What Bass

Discussion in 'Basses [BG]' started by flacko, Dec 6, 2001.

  1. flacko


    Dec 6, 2001
    Surrey , UK
    Hi. You've probably had this question many times before but .. here I go.

    I'm looking to buy a bass. What and how should I be choosing.

    I come from a guitar background, mostly classical, nylon strung. I fancy a climb over the fence to bass ( 4 strings to start with I think) . I intend to use a store to buy my bass so that I can try as many as possible : I do not have the knowledge to scour the used columns and spot a good instrument. Anyway ;

    What are the ad/disadvantages of a short scale (32 inch?) as opposed to a standard scale (34 inch ?), I do not have shovels for hands and wonder whether I should choose a shorter scale to start with.

    The advantages/disadvantages of active circuitry in the bass - advice on active circuitry that does not take you a month of Sundays to get a particular sound from would be well received,

    Is it essential to have a neck/bridge pick-up configuration to get the full range of tones from a bass.

    My intention is to choose a bass from a large manufacturer (Fender/Warwick/Status/Musicman) on the basis that they will be tried and trusted. Good idea ?

    My favorite sound is an electric bass that sounds like an amplified energetic string bass : full round tones, equality of sounds across the strings and up the neck with a nice jump and spring in its step. I haven't explained that particularly well : the sort of sound Richard McCracken gets on the first two Taste albums for example.

    Graphite material in construction - not come across this in classical guitars, although some makers I believe are starting to use it to get volume out of the instrument. Is a graphite neck adjustable like a wood neck, are there any issues with repairs ( I think of wood as the ultimate repairable material).

    What fingerboard material is considered best on a bass. On a classical guitar it would probably be ebony : the same with a bass?

    Best basses for holding their value - I may get fed up of running out of strings on 3 octave scales. There again I may just learn to play them properly on the bass!

    My budget is up to 600 UK Sterling. I am open to new or used bass , but as mentiuoned earlier will purchase through a tore.

    Thanks in advance for your help . I shall of course post up my final purchase for you to groan/applaud.

  2. Turock


    Apr 30, 2000
    Short scale is actually 30". I would stick with 34" as shorter scale lengths tend to be a little muddy (there are some exceptions).
    Active electronics in a bass. On a less expensive instrument, I would stay away from them. That is one place that corners are cut. Most Fenders are passive, and you've heard them on countless recordings.
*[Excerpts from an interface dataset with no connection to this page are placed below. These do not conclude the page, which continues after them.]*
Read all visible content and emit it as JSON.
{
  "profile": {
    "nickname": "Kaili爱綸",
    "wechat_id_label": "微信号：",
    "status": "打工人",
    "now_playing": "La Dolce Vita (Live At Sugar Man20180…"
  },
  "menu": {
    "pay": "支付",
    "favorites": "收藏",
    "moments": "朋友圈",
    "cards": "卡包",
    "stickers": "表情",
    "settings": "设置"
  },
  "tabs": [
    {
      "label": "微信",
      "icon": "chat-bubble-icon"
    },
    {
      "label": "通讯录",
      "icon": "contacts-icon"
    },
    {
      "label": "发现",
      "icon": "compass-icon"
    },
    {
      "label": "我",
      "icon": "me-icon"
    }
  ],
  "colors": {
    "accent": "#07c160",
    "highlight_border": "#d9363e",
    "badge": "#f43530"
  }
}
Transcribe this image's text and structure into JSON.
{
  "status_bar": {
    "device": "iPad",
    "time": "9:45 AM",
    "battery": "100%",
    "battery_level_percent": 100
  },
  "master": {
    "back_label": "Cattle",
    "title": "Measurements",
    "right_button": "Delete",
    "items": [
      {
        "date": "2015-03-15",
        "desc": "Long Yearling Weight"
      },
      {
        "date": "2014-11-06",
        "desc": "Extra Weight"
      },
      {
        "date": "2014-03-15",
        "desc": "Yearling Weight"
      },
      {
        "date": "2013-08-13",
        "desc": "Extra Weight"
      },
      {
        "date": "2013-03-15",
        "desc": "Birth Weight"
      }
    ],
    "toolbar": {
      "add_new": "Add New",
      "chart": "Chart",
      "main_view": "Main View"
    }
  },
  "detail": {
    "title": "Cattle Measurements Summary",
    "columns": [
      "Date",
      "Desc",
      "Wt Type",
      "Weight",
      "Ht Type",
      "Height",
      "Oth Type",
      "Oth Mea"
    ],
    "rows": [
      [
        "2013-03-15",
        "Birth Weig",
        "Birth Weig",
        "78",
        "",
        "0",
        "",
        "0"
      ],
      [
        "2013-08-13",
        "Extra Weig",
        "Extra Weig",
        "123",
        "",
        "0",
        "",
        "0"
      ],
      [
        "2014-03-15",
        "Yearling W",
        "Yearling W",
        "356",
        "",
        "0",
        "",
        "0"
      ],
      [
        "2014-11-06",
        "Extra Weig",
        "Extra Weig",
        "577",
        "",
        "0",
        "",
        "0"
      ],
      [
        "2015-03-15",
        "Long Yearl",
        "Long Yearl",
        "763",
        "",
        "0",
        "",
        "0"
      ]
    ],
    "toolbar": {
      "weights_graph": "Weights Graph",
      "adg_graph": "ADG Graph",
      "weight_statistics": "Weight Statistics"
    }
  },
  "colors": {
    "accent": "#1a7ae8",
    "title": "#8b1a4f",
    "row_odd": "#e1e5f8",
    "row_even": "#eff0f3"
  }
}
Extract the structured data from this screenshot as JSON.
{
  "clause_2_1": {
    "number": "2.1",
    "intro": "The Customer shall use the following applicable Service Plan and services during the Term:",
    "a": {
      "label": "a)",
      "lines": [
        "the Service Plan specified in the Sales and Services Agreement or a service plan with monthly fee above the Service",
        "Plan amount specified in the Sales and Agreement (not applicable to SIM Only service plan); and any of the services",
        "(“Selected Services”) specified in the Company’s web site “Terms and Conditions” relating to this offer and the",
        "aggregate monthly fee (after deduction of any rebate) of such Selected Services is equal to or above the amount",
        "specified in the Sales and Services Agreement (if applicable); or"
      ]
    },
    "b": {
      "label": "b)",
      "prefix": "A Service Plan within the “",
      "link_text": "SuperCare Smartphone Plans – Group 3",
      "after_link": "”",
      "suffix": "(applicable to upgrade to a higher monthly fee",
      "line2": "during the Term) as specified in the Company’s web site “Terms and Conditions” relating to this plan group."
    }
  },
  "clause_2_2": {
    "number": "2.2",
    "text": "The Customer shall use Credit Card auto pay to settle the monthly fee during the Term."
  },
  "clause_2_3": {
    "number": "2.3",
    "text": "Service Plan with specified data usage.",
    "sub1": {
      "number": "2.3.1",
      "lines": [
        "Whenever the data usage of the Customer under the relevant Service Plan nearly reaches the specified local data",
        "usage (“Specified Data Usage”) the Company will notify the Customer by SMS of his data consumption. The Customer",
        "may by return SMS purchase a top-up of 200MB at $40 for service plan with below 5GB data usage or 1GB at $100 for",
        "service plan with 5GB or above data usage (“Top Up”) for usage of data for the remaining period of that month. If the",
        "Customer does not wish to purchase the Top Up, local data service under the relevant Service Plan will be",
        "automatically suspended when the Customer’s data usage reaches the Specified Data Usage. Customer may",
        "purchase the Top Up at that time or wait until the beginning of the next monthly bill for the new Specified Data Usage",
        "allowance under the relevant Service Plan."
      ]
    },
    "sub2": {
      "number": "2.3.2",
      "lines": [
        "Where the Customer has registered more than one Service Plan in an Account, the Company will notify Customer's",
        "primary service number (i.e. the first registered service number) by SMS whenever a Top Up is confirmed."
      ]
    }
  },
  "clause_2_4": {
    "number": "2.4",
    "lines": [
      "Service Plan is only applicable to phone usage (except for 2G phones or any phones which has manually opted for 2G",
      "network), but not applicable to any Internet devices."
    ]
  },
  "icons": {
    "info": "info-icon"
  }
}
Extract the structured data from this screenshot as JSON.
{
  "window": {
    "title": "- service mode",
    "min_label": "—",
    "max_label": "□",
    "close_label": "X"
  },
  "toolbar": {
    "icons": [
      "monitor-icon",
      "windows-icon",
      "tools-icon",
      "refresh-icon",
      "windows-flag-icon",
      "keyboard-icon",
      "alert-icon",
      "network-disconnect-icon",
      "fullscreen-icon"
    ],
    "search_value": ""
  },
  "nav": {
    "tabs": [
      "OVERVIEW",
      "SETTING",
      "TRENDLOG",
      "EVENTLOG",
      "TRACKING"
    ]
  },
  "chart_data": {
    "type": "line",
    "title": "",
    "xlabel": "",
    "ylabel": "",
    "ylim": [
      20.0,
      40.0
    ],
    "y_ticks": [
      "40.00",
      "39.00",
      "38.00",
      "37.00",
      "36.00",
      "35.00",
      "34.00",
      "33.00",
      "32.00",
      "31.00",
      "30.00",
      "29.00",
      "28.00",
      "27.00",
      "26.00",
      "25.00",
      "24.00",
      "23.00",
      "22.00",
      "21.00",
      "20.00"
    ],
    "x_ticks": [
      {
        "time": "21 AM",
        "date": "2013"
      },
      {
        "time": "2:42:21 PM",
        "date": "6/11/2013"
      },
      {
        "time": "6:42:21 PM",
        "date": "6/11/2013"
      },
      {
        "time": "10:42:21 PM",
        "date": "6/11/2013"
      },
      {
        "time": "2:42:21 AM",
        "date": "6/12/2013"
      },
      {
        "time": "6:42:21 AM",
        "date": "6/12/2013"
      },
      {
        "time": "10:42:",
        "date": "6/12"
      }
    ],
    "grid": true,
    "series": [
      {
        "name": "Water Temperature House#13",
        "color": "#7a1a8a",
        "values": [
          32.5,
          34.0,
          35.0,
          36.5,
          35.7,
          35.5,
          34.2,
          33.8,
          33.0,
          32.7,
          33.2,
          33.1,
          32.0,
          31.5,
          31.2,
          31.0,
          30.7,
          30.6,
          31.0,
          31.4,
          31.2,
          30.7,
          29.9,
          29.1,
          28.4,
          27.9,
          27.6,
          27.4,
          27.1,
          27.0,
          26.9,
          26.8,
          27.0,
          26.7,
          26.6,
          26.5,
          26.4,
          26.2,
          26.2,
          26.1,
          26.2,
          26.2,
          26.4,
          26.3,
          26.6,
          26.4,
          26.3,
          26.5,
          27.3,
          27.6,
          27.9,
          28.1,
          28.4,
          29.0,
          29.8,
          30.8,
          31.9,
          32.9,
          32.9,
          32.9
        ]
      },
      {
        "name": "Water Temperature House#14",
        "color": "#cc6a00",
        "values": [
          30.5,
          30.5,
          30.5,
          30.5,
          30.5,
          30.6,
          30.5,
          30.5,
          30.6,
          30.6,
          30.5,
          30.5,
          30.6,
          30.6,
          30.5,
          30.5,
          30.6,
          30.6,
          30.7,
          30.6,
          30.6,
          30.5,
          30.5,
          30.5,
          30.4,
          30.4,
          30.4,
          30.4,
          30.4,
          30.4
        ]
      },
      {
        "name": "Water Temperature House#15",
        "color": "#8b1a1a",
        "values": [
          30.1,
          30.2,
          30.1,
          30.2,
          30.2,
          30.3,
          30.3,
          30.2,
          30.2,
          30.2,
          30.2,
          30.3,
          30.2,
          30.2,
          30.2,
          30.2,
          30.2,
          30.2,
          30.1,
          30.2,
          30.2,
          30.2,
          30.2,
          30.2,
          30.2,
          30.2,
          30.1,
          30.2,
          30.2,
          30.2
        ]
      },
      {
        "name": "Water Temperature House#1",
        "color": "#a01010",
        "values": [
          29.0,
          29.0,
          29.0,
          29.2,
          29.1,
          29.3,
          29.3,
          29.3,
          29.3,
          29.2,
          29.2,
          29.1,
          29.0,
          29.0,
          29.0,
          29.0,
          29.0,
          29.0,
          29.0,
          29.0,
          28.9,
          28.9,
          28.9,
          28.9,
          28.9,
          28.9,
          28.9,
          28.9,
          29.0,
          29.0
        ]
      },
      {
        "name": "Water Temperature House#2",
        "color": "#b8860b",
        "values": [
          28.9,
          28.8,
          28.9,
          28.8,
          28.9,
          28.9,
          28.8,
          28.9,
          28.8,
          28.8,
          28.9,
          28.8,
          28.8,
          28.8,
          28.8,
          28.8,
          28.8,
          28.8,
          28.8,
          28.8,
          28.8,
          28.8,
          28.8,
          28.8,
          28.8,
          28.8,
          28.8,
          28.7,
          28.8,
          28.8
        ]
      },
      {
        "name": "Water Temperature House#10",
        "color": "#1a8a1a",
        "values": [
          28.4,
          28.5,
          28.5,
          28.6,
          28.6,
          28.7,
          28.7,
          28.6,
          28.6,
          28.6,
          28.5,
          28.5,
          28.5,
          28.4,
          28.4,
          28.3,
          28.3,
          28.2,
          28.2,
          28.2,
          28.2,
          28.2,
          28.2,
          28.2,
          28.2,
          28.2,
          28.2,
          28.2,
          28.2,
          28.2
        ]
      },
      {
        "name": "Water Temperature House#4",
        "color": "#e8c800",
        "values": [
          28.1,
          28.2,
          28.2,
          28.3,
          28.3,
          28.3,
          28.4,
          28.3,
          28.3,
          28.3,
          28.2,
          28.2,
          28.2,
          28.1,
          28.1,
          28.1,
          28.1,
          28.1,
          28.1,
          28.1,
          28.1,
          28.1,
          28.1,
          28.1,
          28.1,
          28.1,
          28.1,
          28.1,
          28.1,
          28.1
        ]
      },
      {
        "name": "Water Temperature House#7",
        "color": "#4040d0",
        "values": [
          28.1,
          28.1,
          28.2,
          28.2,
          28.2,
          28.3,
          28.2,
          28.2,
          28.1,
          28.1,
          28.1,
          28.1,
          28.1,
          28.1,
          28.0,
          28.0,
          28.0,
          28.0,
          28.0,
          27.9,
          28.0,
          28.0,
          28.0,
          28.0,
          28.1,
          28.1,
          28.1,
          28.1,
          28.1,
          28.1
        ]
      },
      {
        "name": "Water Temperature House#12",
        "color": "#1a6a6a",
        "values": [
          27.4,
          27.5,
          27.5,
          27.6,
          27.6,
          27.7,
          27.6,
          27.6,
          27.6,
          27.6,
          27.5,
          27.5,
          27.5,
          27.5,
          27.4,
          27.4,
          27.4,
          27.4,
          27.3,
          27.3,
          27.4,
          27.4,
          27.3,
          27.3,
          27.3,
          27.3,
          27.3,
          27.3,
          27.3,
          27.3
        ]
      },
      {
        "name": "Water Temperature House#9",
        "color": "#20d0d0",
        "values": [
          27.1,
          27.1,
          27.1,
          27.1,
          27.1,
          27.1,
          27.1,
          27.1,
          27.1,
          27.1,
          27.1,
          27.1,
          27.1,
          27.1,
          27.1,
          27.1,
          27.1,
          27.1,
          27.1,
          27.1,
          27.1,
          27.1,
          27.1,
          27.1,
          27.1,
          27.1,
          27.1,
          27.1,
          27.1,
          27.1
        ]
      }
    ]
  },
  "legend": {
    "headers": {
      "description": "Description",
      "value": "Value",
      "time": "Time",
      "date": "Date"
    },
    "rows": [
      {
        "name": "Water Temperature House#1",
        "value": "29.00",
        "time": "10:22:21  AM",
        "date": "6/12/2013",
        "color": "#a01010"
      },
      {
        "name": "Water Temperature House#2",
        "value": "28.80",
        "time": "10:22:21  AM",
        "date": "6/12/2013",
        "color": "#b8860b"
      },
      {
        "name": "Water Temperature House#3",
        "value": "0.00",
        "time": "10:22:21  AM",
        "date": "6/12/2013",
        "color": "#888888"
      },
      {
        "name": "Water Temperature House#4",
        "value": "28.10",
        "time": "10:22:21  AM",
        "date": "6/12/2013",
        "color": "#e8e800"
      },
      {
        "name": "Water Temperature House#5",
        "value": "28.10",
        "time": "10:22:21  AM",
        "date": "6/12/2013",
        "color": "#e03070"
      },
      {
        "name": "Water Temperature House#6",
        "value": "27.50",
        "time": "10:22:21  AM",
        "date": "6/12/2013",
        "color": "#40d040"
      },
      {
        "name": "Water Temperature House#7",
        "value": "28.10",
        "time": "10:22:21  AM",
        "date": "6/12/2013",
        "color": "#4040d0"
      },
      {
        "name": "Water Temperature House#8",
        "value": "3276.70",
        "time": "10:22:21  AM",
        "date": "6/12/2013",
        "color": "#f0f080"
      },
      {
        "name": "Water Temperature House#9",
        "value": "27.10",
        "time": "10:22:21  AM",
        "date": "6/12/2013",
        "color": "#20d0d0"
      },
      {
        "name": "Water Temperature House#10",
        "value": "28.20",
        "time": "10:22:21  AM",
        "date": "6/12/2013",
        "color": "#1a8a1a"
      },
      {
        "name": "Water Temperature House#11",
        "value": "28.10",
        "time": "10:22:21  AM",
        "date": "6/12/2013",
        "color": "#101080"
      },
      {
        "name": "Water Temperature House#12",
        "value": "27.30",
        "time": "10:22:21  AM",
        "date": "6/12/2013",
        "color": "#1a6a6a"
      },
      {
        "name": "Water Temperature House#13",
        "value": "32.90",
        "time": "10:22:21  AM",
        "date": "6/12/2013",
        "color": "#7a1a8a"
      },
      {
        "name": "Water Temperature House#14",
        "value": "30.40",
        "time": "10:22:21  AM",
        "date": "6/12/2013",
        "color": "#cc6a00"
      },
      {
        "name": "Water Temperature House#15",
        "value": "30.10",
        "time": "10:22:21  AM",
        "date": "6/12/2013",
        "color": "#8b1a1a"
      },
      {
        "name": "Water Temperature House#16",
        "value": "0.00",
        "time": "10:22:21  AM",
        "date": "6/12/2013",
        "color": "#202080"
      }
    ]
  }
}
The Fender Precision has only one pickup and while not as versatile as a two pick-up configuration, I don't think you lose anything, except versatility.
    As far as fretboard material, That is subjective.
    Best basses for holding their value. Fender is a good start. As with guitars, your best deal would be a used instrument. In my 30+ years of playing, I have never been in a situation that a Fender couldn't cover.
  3. john turner

    john turner You don't want to do that. Trust me. Staff Member

    Mar 14, 2000
    atlanta ga
    with your background in guitar, i would suggest that you try an extended range instrument. there are no advantages to playing a 4 string over a 6 string bass, and the few disadvantages most bassists encounter (string control, more difficult to maneuver) would not be as big a deal for you since you also play guitar.

    i'm not british, so i'm not sure what is available, but i would say that, with 600 pounds, you could get a step or two above the average "beginner bass".

    my advice to you, given the nature of all the questions that you have asked, is to go to a shop, or a few, with a bunch of basses and a lot of free time and try them all out. the answers to many of your questions (pickup config, fretboard material, active/passive, etc.) are really subjective in nature, and there are no absolutes, really. you're going to have to figure for yourself what you like. try out the instruments that the bass players that you like play, if you can find them, and see if they are for you.

    good luck
  4. ThunderStik

    ThunderStik Guest

    Jun 25, 2001
    Claremore OK.
    All of this stuff is very subjective. Half of knowing whats good or what you like is knowing what you dont like. Just starting out is hard place to be with so many choices. Rarely will a person start out on the "perfect" bass for them, finding what is good or great (to you) is a journey but its what you learn on the way that leads you to "your bass". I would go and play all the basses in your price range and pick the one that feels most comfortable to you to play and sounds ok and let the journey begin. In a few years you will add another bass to the stable but you will be more educated as to "whats good" for you. good luck. :cool:
  5. bertbassplayer

    bertbassplayer Supporting Member

    Jul 7, 2000
    Carlsbad, NM
    My opinion.... just go down to a shop and start playing some. Listen carefully to the sounds and see what you like. At least that will help you narrow it down.